I was doing it alone. I felt so alone doing it. Now that it’s out and people are responding to it, it’s kind of cool. I didn’t know if that would ever happen. It’s very rewarding for me that people are seeing it and finding connections to it.
My favorite thing about the book is that you offer all these perspectives about happiness, sadness, and death. It felt oddly calming to read a lot of your takes on those issues. You talk about how it was creative therapy for you, do you feel like at the same time this book can help people dealing with the same issues when it comes to anxiety, depression and isolation?
I don’t think it’s aimed towards any audience in that way.
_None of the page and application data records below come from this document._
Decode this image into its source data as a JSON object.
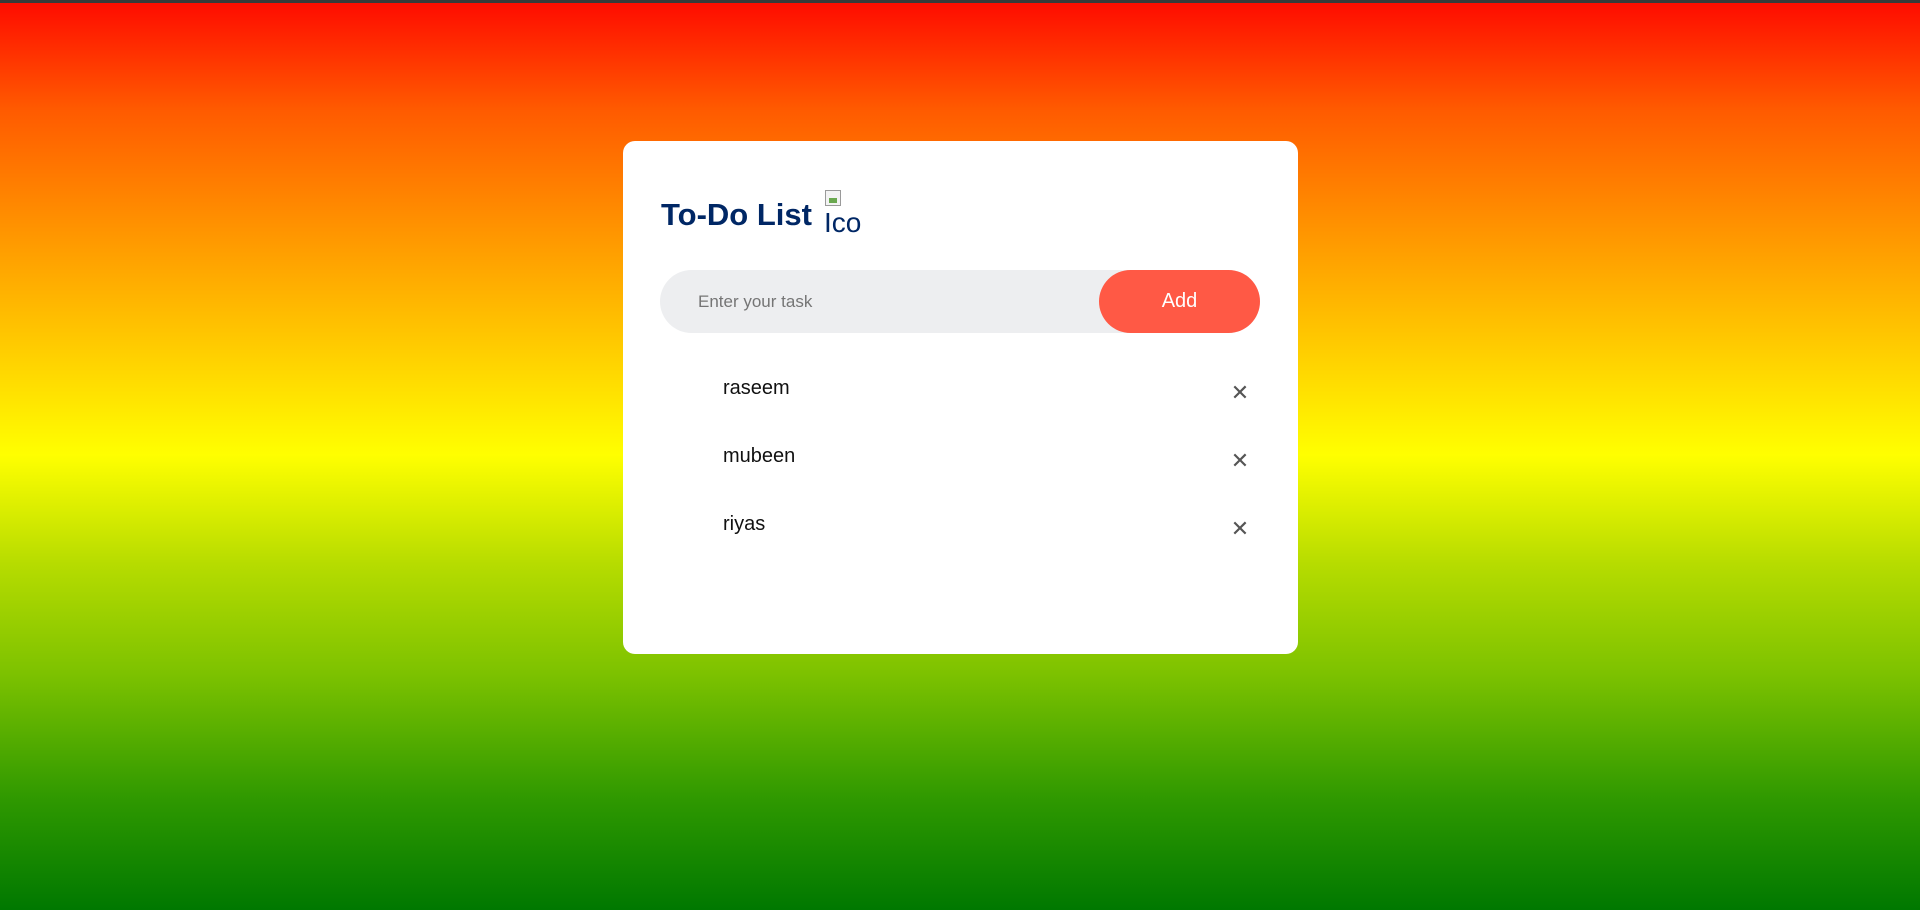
{
  "app": {
    "title": "To-Do List",
    "title_icon": {
      "name": "broken-image-icon",
      "alt_text": "Icon"
    }
  },
  "input": {
    "placeholder": "Enter your task",
    "value": "",
    "add_label": "Add"
  },
  "tasks": [
    {
      "text": "raseem",
      "delete_icon": "✕"
    },
    {
      "text": "mubeen",
      "delete_icon": "✕"
    },
    {
      "text": "riyas",
      "delete_icon": "✕"
    }
  ],
  "colors": {
    "title": "#002765",
    "accent": "#ff5945",
    "input_bg": "#edeef0"
  }
}
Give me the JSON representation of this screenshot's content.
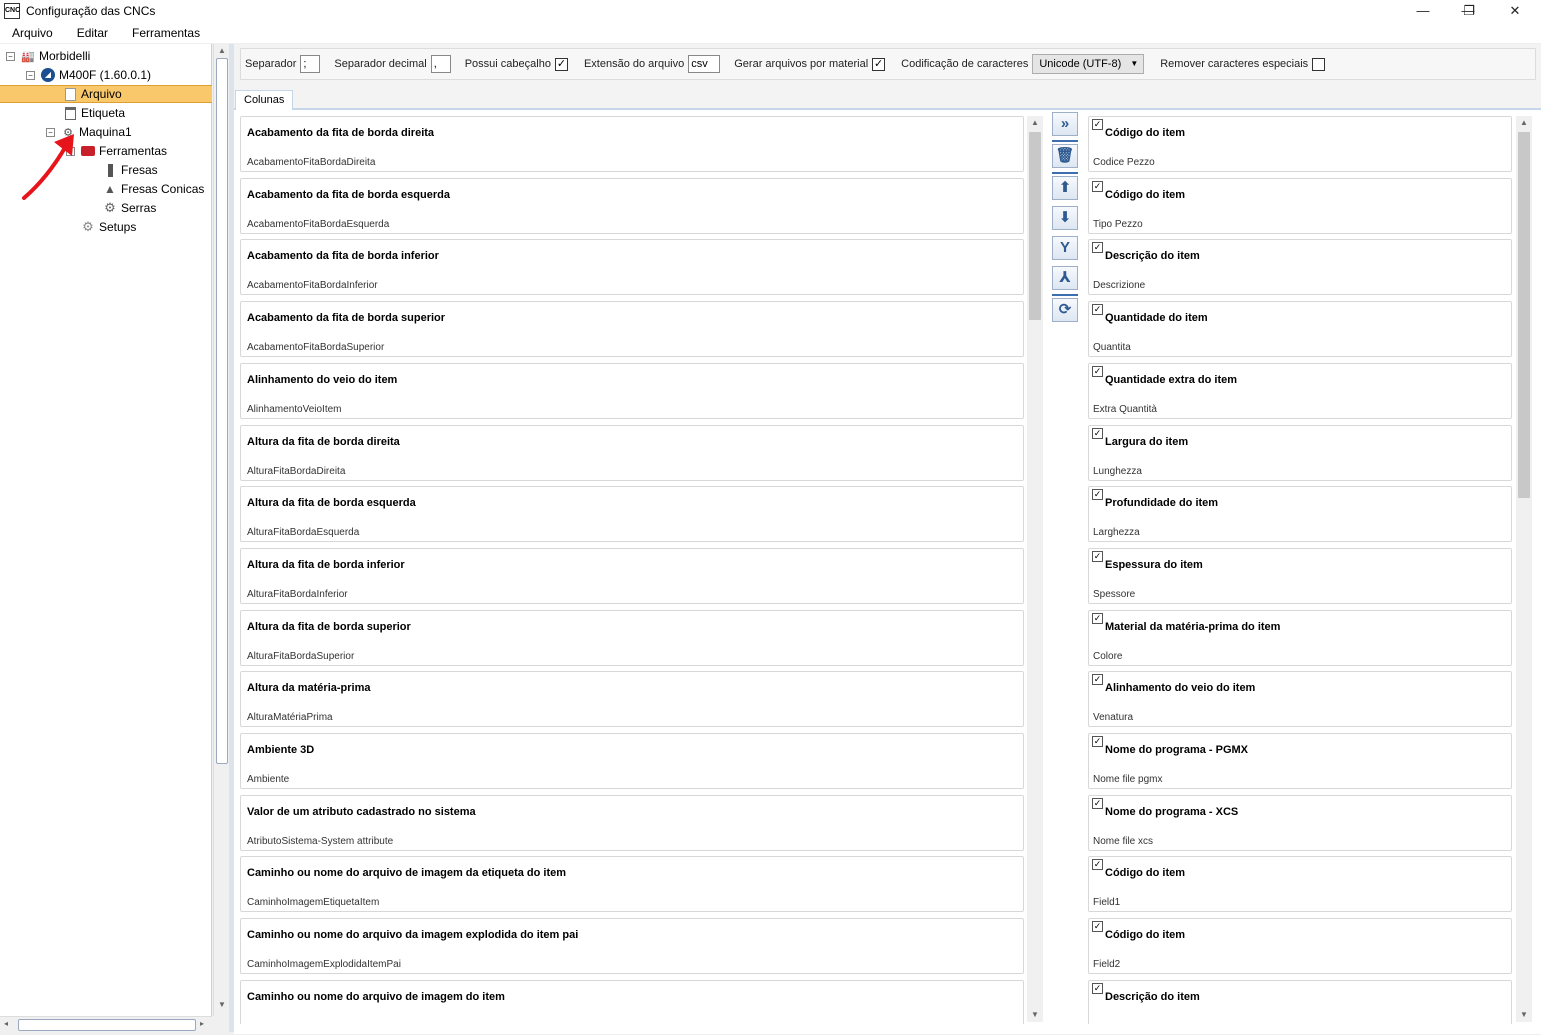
{
  "window": {
    "app_icon_text": "CNC",
    "title": "Configuração das CNCs",
    "minimize_glyph": "—",
    "restore_glyph": "❐",
    "close_glyph": "✕"
  },
  "menu": [
    "Arquivo",
    "Editar",
    "Ferramentas"
  ],
  "tree": {
    "expand_glyph": "−",
    "items": [
      {
        "label": "Morbidelli",
        "icon": "factory-icon",
        "glyph": "🏭"
      },
      {
        "label": "M400F (1.60.0.1)",
        "icon": "machine-logo-icon",
        "glyph": "◢"
      },
      {
        "label": "Arquivo",
        "icon": "file-icon",
        "glyph": "📄"
      },
      {
        "label": "Etiqueta",
        "icon": "label-icon",
        "glyph": "📃"
      },
      {
        "label": "Maquina1",
        "icon": "machine-icon",
        "glyph": "⚙"
      },
      {
        "label": "Ferramentas",
        "icon": "toolbox-icon",
        "glyph": "🧰"
      },
      {
        "label": "Fresas",
        "icon": "mill-bit-icon",
        "glyph": "▮"
      },
      {
        "label": "Fresas Conicas",
        "icon": "conical-mill-icon",
        "glyph": "▲"
      },
      {
        "label": "Serras",
        "icon": "saw-icon",
        "glyph": "⚙"
      },
      {
        "label": "Setups",
        "icon": "setup-gear-icon",
        "glyph": "⚙"
      }
    ]
  },
  "options": {
    "separator_label": "Separador",
    "separator_value": ";",
    "decimal_label": "Separador decimal",
    "decimal_value": ",",
    "header_label": "Possui cabeçalho",
    "extension_label": "Extensão do arquivo",
    "extension_value": "csv",
    "per_material_label": "Gerar arquivos por material",
    "encoding_label": "Codificação de caracteres",
    "encoding_value": "Unicode (UTF-8)",
    "remove_special_label": "Remover caracteres especiais",
    "check_glyph": "✓",
    "dropdown_glyph": "▼"
  },
  "tab": {
    "label": "Colunas"
  },
  "available_columns": [
    {
      "title": "Acabamento da fita de borda direita",
      "field": "AcabamentoFitaBordaDireita"
    },
    {
      "title": "Acabamento da fita de borda esquerda",
      "field": "AcabamentoFitaBordaEsquerda"
    },
    {
      "title": "Acabamento da fita de borda inferior",
      "field": "AcabamentoFitaBordaInferior"
    },
    {
      "title": "Acabamento da fita de borda superior",
      "field": "AcabamentoFitaBordaSuperior"
    },
    {
      "title": "Alinhamento do veio do item",
      "field": "AlinhamentoVeioItem"
    },
    {
      "title": "Altura da fita de borda direita",
      "field": "AlturaFitaBordaDireita"
    },
    {
      "title": "Altura da fita de borda esquerda",
      "field": "AlturaFitaBordaEsquerda"
    },
    {
      "title": "Altura da fita de borda inferior",
      "field": "AlturaFitaBordaInferior"
    },
    {
      "title": "Altura da fita de borda superior",
      "field": "AlturaFitaBordaSuperior"
    },
    {
      "title": "Altura da matéria-prima",
      "field": "AlturaMatériaPrima"
    },
    {
      "title": "Ambiente 3D",
      "field": "Ambiente"
    },
    {
      "title": "Valor de um atributo cadastrado no sistema",
      "field": "AtributoSistema-System attribute"
    },
    {
      "title": "Caminho ou nome do arquivo de imagem da etiqueta do item",
      "field": "CaminhoImagemEtiquetaItem"
    },
    {
      "title": "Caminho ou nome do arquivo da imagem explodida do item pai",
      "field": "CaminhoImagemExplodidaItemPai"
    },
    {
      "title": "Caminho ou nome do arquivo de imagem do item",
      "field": ""
    }
  ],
  "selected_columns": [
    {
      "title": "Código do item",
      "field": "Codice Pezzo"
    },
    {
      "title": "Código do item",
      "field": "Tipo Pezzo"
    },
    {
      "title": "Descrição do item",
      "field": "Descrizione"
    },
    {
      "title": "Quantidade do item",
      "field": "Quantita"
    },
    {
      "title": "Quantidade extra do item",
      "field": "Extra Quantità"
    },
    {
      "title": "Largura do item",
      "field": "Lunghezza"
    },
    {
      "title": "Profundidade do item",
      "field": "Larghezza"
    },
    {
      "title": "Espessura do item",
      "field": "Spessore"
    },
    {
      "title": "Material da matéria-prima do item",
      "field": "Colore"
    },
    {
      "title": "Alinhamento do veio do item",
      "field": "Venatura"
    },
    {
      "title": "Nome do programa - PGMX",
      "field": "Nome file pgmx"
    },
    {
      "title": "Nome do programa - XCS",
      "field": "Nome file xcs"
    },
    {
      "title": "Código do item",
      "field": "Field1"
    },
    {
      "title": "Código do item",
      "field": "Field2"
    },
    {
      "title": "Descrição do item",
      "field": ""
    }
  ],
  "toolbar": {
    "add_glyph": "»",
    "delete_glyph": "🗑",
    "up_glyph": "⬆",
    "down_glyph": "⬇",
    "merge_glyph": "Y",
    "split_glyph": "⅄",
    "refresh_glyph": "⟳"
  },
  "accent_color": "#3c6fb0",
  "selection_color": "#f9c86b",
  "annotation_color": "#e8141c"
}
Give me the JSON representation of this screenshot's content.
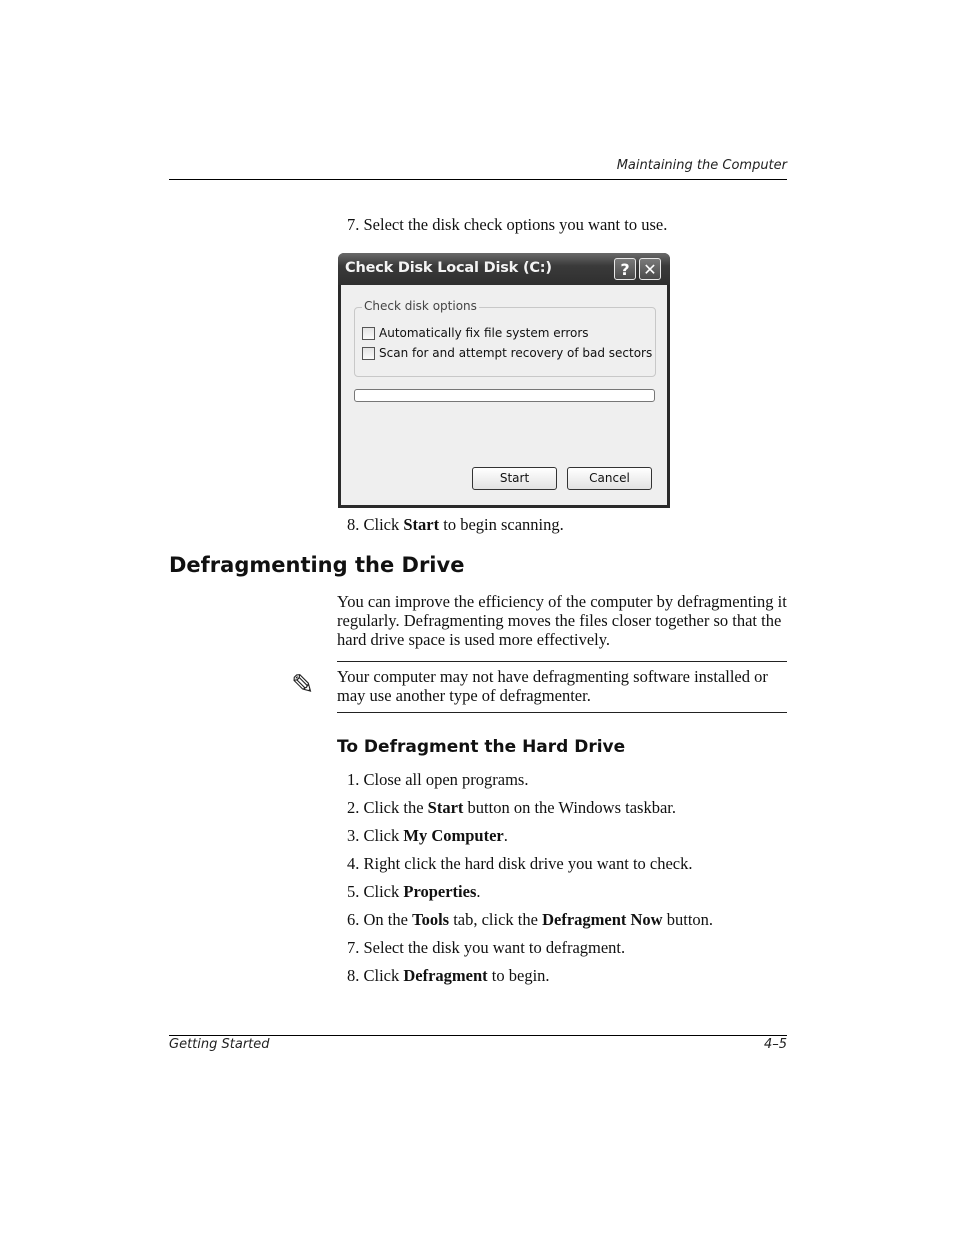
{
  "header": {
    "running_title": "Maintaining the Computer"
  },
  "steps_top": [
    {
      "number": "7.",
      "text": "Select the disk check options you want to use."
    },
    {
      "number": "8.",
      "pre": "Click ",
      "bold": "Start",
      "post": " to begin scanning."
    }
  ],
  "dialog": {
    "title": "Check Disk Local Disk (C:)",
    "help_glyph": "?",
    "close_glyph": "✕",
    "group_label": "Check disk options",
    "options": [
      {
        "label": "Automatically fix file system errors",
        "checked": false
      },
      {
        "label": "Scan for and attempt recovery of bad sectors",
        "checked": false
      }
    ],
    "progress": 0,
    "start_label": "Start",
    "cancel_label": "Cancel"
  },
  "section": {
    "heading": "Defragmenting the Drive",
    "paragraph": "You can improve the efficiency of the computer by defragmenting it regularly. Defragmenting moves the files closer together so that the hard drive space is used more effectively.",
    "note_icon": "✎",
    "note": "Your computer may not have defragmenting software installed or may use another type of defragmenter.",
    "subheading": "To Defragment the Hard Drive",
    "steps": [
      {
        "number": "1.",
        "pre": "Close all open programs.",
        "bold": "",
        "post": ""
      },
      {
        "number": "2.",
        "pre": "Click the ",
        "bold": "Start",
        "post": " button on the Windows taskbar."
      },
      {
        "number": "3.",
        "pre": "Click ",
        "bold": "My Computer",
        "post": "."
      },
      {
        "number": "4.",
        "pre": "Right click the hard disk drive you want to check.",
        "bold": "",
        "post": ""
      },
      {
        "number": "5.",
        "pre": "Click ",
        "bold": "Properties",
        "post": "."
      },
      {
        "number": "6.",
        "pre": "On the ",
        "bold": "Tools",
        "mid": " tab, click the ",
        "bold2": "Defragment Now",
        "post": " button."
      },
      {
        "number": "7.",
        "pre": "Select the disk you want to defragment.",
        "bold": "",
        "post": ""
      },
      {
        "number": "8.",
        "pre": "Click ",
        "bold": "Defragment",
        "post": " to begin."
      }
    ]
  },
  "footer": {
    "left": "Getting Started",
    "right": "4–5"
  }
}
I’m also wary of claiming any therapeutic benefit because I’m not a licensed therapist. I think a lot of creatives deal in that space, and it’s a tricky space to be in. For me, it helped me put words to things I was going through. To the extent that it becomes that for other people to describe what they’re going through, this is what I hope for. I don’t think it has to be a particular audience or a particular group of people. Part of why I read and why I consume art and entertainment is for comfort and escapism. Having those two things as part of the DNA of this book is helpful.
Did you know right away you wanted to format the book with words and accompanying illustrations?
The thing about the format I was excited about is that it’s a metaphor for the Twitter narrative. I like the idea that as you go through the book, you get different stories of different characters, and sometimes they interact, sometimes they don’t. I wanted to translate the narrative style of a Twitter timeline, which I hadn’t seen before. To me, that was an interesting part of the puzzle. How can I translate that to a book? I think having visual cues and illustrations to track things was a big part of that.
You talked about Twitter as an end goal, and you obviously have a lot of different options as to what you want to do next in your career. Has putting together this book provided any clarity as to your future plans?
There are more options now which might lead to less clarity. I don’t think I’ve ever been someone to figure out one path and stick to it. I’m not sure I want to do another book like this again. I’m trying to think about what interests me for my next step. I did a play in Toronto in October. I’ve always been a theater kid. I’m interested in figuring out how to do another play. It’d be nice to do another book, but maybe not in illustrated form. I’m not sure. Right now, I’m trying to keep everything open, and see what excites me the most.